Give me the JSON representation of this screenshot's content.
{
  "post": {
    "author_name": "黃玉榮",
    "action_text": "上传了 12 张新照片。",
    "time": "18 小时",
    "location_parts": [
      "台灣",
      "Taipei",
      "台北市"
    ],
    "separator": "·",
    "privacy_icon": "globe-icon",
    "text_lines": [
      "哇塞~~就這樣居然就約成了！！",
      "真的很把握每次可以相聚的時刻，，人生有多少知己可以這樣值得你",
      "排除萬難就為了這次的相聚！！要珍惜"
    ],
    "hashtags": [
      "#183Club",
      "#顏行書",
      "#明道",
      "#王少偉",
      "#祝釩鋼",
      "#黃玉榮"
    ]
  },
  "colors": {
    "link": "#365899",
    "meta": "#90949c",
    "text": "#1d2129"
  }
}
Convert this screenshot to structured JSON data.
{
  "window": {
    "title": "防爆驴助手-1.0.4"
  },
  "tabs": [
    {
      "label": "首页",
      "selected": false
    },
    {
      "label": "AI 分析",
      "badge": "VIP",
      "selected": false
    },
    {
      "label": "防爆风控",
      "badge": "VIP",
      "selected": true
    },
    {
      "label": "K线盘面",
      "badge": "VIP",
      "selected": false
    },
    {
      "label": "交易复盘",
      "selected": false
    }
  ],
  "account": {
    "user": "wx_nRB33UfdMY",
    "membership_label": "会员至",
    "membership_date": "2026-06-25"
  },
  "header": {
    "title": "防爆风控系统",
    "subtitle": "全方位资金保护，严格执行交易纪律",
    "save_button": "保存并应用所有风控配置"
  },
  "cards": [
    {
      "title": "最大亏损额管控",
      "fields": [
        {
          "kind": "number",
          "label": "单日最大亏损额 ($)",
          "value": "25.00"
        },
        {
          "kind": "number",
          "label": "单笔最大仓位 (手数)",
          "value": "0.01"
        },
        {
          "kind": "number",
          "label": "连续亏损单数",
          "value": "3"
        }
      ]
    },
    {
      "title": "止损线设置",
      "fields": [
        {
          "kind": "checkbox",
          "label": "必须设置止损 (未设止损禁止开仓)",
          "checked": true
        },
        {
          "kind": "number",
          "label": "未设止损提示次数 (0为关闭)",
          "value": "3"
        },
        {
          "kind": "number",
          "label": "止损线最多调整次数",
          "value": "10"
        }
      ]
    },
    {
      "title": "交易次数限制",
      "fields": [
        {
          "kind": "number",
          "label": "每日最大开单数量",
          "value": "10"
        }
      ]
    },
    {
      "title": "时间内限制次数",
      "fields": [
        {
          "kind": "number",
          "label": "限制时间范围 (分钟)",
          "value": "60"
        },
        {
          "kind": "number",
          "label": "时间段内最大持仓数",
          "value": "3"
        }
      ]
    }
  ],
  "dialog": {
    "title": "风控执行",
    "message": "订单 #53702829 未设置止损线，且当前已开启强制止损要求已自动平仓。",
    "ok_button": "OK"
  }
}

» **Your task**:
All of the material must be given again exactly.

» **Exercise result**:
Give me the JSON representation of this screenshot's content.
{
  "post": {
    "author_name": "黃玉榮",
    "action_text": "上传了 12 张新照片。",
    "time": "18 小时",
    "location_parts": [
      "台灣",
      "Taipei",
      "台北市"
    ],
    "separator": "·",
    "privacy_icon": "globe-icon",
    "text_lines": [
      "哇塞~~就這樣居然就約成了！！",
      "真的很把握每次可以相聚的時刻，，人生有多少知己可以這樣值得你",
      "排除萬難就為了這次的相聚！！要珍惜"
    ],
    "hashtags": [
      "#183Club",
      "#顏行書",
      "#明道",
      "#王少偉",
      "#祝釩鋼",
      "#黃玉榮"
    ]
  },
  "colors": {
    "link": "#365899",
    "meta": "#90949c",
    "text": "#1d2129"
  }
}
Convert this screenshot to structured JSON data.
{
  "window": {
    "title": "防爆驴助手-1.0.4"
  },
  "tabs": [
    {
      "label": "首页",
      "selected": false
    },
    {
      "label": "AI 分析",
      "badge": "VIP",
      "selected": false
    },
    {
      "label": "防爆风控",
      "badge": "VIP",
      "selected": true
    },
    {
      "label": "K线盘面",
      "badge": "VIP",
      "selected": false
    },
    {
      "label": "交易复盘",
      "selected": false
    }
  ],
  "account": {
    "user": "wx_nRB33UfdMY",
    "membership_label": "会员至",
    "membership_date": "2026-06-25"
  },
  "header": {
    "title": "防爆风控系统",
    "subtitle": "全方位资金保护，严格执行交易纪律",
    "save_button": "保存并应用所有风控配置"
  },
  "cards": [
    {
      "title": "最大亏损额管控",
      "fields": [
        {
          "kind": "number",
          "label": "单日最大亏损额 ($)",
          "value": "25.00"
        },
        {
          "kind": "number",
          "label": "单笔最大仓位 (手数)",
          "value": "0.01"
        },
        {
          "kind": "number",
          "label": "连续亏损单数",
          "value": "3"
        }
      ]
    },
    {
      "title": "止损线设置",
      "fields": [
        {
          "kind": "checkbox",
          "label": "必须设置止损 (未设止损禁止开仓)",
          "checked": true
        },
        {
          "kind": "number",
          "label": "未设止损提示次数 (0为关闭)",
          "value": "3"
        },
        {
          "kind": "number",
          "label": "止损线最多调整次数",
          "value": "10"
        }
      ]
    },
    {
      "title": "交易次数限制",
      "fields": [
        {
          "kind": "number",
          "label": "每日最大开单数量",
          "value": "10"
        }
      ]
    },
    {
      "title": "时间内限制次数",
      "fields": [
        {
          "kind": "number",
          "label": "限制时间范围 (分钟)",
          "value": "60"
        },
        {
          "kind": "number",
          "label": "时间段内最大持仓数",
          "value": "3"
        }
      ]
    }
  ],
  "dialog": {
    "title": "风控执行",
    "message": "订单 #53702829 未设置止损线，且当前已开启强制止损要求已自动平仓。",
    "ok_button": "OK"
  }
}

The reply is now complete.